But obviously there might be a downside to having access to all this information which in this case is the over-reliance on this data (Horst & Duboff, 2015), that has brought Netflix to bad commercial decisions. With the huge amount of new original content that Netflix has produced from 2015 onwards due to a policy of priming quantity over quality, and the intention of satisfying everyone, the company was pushed to invest ridiculous amounts of money to produce shows that weren’t that successful. As FX president John Landgraf said “Television shows are not like cars or operating systems, and they are not best made by engineers or coders in the same assembly line manner as consumer products which need to be of uniform size, shape and quality” (Alexander, 2018).

Reference

Alexander, J. (2018, January 05). Netflix had very few wins and too many failures in 2017 [Blog Post]. Retrieved February 27, 2018, from https://www.polygon.com/2018/1/5/16850376/netflix-2017-bright-13-reasons-why-american-vandal-bojack

Brynjolfsson E., Hitt L.M., and Kim H.H. Strength in numbers: How does data-driven decision making affect firm performance? Working paper, 2011.

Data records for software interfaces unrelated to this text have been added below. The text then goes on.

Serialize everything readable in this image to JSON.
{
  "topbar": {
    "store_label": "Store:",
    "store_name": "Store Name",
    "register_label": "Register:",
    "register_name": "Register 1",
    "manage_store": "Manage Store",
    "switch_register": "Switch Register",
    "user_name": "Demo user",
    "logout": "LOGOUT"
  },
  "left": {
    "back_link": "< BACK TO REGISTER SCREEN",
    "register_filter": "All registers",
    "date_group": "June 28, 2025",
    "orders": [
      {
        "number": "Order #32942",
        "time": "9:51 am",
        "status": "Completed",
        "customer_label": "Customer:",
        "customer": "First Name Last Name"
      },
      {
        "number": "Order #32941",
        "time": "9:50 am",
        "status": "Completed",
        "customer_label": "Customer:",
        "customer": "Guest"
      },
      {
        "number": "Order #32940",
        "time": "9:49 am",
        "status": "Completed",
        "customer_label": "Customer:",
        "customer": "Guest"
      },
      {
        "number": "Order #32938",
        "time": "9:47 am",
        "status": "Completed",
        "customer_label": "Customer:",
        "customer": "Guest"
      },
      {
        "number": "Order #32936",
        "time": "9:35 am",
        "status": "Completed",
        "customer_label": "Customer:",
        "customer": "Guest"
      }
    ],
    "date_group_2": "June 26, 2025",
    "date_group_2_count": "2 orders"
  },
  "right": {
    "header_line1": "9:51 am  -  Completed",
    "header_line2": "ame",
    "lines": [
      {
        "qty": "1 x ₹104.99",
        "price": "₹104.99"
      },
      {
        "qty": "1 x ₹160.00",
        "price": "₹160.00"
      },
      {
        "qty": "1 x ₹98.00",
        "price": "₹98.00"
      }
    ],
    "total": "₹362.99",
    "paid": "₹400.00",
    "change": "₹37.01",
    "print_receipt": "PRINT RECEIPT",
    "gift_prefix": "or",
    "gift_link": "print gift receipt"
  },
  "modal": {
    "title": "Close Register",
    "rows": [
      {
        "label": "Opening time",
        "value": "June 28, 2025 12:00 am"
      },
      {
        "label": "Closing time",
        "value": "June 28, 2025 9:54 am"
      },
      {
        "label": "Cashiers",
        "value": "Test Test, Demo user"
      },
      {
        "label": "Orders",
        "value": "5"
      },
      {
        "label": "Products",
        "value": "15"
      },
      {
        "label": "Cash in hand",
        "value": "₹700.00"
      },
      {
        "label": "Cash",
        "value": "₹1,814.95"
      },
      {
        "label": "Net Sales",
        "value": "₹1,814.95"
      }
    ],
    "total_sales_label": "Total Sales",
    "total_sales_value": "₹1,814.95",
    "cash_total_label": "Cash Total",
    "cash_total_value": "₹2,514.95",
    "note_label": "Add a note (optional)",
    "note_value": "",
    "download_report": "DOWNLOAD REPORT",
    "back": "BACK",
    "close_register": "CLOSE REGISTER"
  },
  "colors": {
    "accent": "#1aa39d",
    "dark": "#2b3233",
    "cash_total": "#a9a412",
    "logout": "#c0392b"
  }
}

Bulygo, Z. (n.d.). How Netflix Uses Analytics To Select Movies, Create Content, and Make Multimillion Dollar Decisions [Blog Post]. Retrieved from https://neilpatel.com/blog/how-netflix-uses-analytics/

DeAsi, G. (n.d.). How to Use Customer Behavior Data to Drive Revenue (Like Amazon, Netflix & Google) [Blog Post]. Retrieved from https://www.pointillist.com/blog/customer-behavior-data/

Fiegerman, S. (2019, January 18). Netflix adds 9 million paying subscribers, but stock falls. Retrieved from https://edition.cnn.com/2019/01/17/media/netflix-earnings-q4/index.html

Ghosh, D. (2018). How GDPR Will Transform Digital Marketing. Harvard Business Review. Retrieved from https://hbr.org/2018/05/how-gdpr-will-transform-digital-marketing

Horst, P., & Duboff, R. (2015). Don’t Let Big Data Bury Your Brand. Harvard Business Review (November 2015 Edition), 78-86.

Provost, F., & Fawcett, T. (2013). Data Science for Business: What you need to know about data mining and data-analytic thinking. O’Reilly Media, Inc.

van den Hoven, Jeroen, Blaauw, Martijn, Pieters, Wolter and Warnier, Martijn, “Privacy and Information Technology”, The Stanford Encyclopedia of Philosophy (Summer 2018 Edition), Edward N. Zalta (ed.). Retrieved from https://plato.stanford.edu/archives/sum2018/entries/it-privacy/

Wigan, M. R., & Clarke, R. (2013). Big Data’s Big Unintended Consequences. Computer, 46(6), 46–53